The new case is a 71-year-old man who lives in Bernalillo County.
The department’s Scientific Laboratory Division confirmed the new case as well as two previous cases. Those patients were a 42-year-old woman and a 39-year-old man, both from Bernalillo County, who have recovered from their illness.
The department states all three people caught Tularemia via deer fly bites.
“Tularemia can cause serious illness in both people and pets so I would encourage people around the state to follow precautions similar to reducing risk to plague,” Retta Ward, Department of Health cabinet secretary, said. “People can get tularemia if they handle infected animals such as rabbits or rodents or are bitten by infected ticks or deer flies.”
Paul Ettestad, the health department's public health veterinarian, said the rabbit population has increased dramatically in many areas of the state this summer due to abundant rainfall and vegetation, and a lot of them have been getting sick and dying from tularemia.

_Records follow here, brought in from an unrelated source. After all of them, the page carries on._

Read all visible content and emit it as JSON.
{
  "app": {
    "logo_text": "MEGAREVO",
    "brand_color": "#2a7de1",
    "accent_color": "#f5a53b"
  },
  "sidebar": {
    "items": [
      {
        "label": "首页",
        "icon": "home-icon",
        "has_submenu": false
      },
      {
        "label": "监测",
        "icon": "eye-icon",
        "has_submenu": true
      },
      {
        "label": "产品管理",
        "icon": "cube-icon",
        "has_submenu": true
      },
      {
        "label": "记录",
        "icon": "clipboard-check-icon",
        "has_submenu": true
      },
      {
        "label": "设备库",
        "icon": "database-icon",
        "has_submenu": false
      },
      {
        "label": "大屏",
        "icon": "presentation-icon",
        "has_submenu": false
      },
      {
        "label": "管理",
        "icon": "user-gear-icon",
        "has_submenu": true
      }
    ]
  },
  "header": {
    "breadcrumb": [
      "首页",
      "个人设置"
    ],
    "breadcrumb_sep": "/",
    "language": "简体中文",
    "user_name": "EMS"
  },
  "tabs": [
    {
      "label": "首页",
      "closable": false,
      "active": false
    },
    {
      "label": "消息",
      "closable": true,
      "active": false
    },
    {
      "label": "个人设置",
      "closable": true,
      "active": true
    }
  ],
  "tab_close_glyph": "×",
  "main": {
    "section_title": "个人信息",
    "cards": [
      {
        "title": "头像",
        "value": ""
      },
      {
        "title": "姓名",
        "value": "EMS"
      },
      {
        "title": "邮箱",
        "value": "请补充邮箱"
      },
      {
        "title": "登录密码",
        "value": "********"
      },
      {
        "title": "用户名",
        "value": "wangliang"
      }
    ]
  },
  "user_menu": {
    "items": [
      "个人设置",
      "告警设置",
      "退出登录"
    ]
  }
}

This has led to an increase in both human and pet cases of tularemia with various types of exposures, including bites from infected insects, bites from infected cats, and handling of infected rabbit carcasses.
“The city of Albuquerque maintains a surveillance program for tularemia in wild animals,” Paul Smith, manager of the Albuquerque Environmental Health Department Urban Biology Division, said. “We encourage people to report dead animals that have not died from obvious trauma by calling 311 so that we can collect them for testing.”